Such speculation cannot stave off summary judgment; “[t]o the contrary, ‘summary judgment is essentially “put up or shut up” time for the non-moving party’ who ‘must rebut the motion with facts in the record and cannot rest solely on assertions made in the pleadings, legal memoranda, or oral argument.’ ” Wiest v. Tyco Elecs. Corp., 812 F.3d 319, 330 (3d Cir. 2016) (quoting Berckeley Inv. Group, Ltd. v. Colkitt, 455 F.3d 195, 201 (3d Cir. 2006)). Because Appellant has not adduced sufficient record facts with respect to causation, we conclude that the District Court did not err in granting summary judgment in favor of Novartis.


For the foregoing reasons, we will affirm the judgment of the District Court.


FOOTNOTE.   This disposition is not an opinion of the full Court and pursuant to I.O.P. 5.7 does not constitute binding precedent.

1.   Mr. Bock passed away from colon cancer on July 18, 2011. His estate, represented by two of his children, Bruce Bock and Bonnie Bock, is pursuing this action.

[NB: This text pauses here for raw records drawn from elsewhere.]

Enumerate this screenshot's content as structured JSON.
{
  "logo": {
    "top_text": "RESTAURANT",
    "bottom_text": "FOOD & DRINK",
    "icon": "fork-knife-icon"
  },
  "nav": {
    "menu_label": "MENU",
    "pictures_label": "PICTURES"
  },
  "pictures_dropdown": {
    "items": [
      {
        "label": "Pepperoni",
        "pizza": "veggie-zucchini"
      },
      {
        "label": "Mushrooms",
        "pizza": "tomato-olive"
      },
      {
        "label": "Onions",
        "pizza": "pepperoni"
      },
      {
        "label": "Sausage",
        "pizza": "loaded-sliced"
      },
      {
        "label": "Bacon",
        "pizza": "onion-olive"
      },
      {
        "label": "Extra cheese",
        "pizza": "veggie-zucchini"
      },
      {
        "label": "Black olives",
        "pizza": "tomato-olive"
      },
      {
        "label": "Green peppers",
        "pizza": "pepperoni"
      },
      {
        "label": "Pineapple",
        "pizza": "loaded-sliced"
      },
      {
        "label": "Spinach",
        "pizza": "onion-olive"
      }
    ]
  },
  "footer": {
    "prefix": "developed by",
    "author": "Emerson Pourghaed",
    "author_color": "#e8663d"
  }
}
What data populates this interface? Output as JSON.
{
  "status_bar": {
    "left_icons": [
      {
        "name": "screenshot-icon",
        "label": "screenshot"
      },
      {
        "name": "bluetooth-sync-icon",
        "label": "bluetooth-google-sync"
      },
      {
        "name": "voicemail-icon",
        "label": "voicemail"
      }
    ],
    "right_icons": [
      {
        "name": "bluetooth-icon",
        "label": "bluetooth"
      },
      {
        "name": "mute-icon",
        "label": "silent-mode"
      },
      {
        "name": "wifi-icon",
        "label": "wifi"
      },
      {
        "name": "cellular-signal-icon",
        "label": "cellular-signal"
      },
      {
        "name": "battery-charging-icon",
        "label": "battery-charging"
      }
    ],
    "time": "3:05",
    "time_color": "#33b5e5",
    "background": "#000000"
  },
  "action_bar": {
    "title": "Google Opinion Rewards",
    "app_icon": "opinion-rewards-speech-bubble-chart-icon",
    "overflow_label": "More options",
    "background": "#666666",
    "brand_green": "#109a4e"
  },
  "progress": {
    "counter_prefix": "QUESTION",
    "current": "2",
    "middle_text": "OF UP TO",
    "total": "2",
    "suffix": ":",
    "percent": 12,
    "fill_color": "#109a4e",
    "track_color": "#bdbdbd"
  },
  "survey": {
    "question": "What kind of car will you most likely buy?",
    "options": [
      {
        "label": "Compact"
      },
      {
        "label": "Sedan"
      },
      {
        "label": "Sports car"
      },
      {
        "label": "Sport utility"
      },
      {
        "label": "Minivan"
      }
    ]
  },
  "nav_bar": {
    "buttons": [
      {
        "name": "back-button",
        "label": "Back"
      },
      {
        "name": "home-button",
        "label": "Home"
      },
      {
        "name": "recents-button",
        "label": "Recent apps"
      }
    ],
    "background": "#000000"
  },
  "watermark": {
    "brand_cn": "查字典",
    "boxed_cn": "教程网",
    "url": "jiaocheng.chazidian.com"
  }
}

2.   The case was transferred to the Middle District of Tennessee on November 17, 2010, but was conditionally remanded to the Western District of Pennsylvania by the Judicial Panel on Multi-District Litigation on September 26, 2014.

3.   Appellant argues that Dr. Agha's testimony reveals that he has, in fact, changed his prescribing practices since 2005 and that he did not always withhold Zometa from patients prior to dental procedures. This assertion is controverted by Dr. Agha's response that what he stated of bisphosphonate treatment was both “[t]rue today” and “true back in 2005.” (JA 182.)Appellant's argument that “there is a high probability that Mr. Bock's injuries would have been avoided” if Dr. Galey had been adequately warned of the risks of ONJ that accompany Zometa treatment is similarly undercut by the record. First, Dr. Galey stated that he would have researched Zometa when Mr. Bock notified him that he was on Zometa, and the record has established that the potential risk of dental procedures for patients taking Zometa was known by the time Mr. Bock underwent the extractions. Even more salient is Dr. Galey's testimony that, even today, he would perform the extractions given the dangers posed by the risk of infection.

GREENAWAY, JR., Circuit Judge.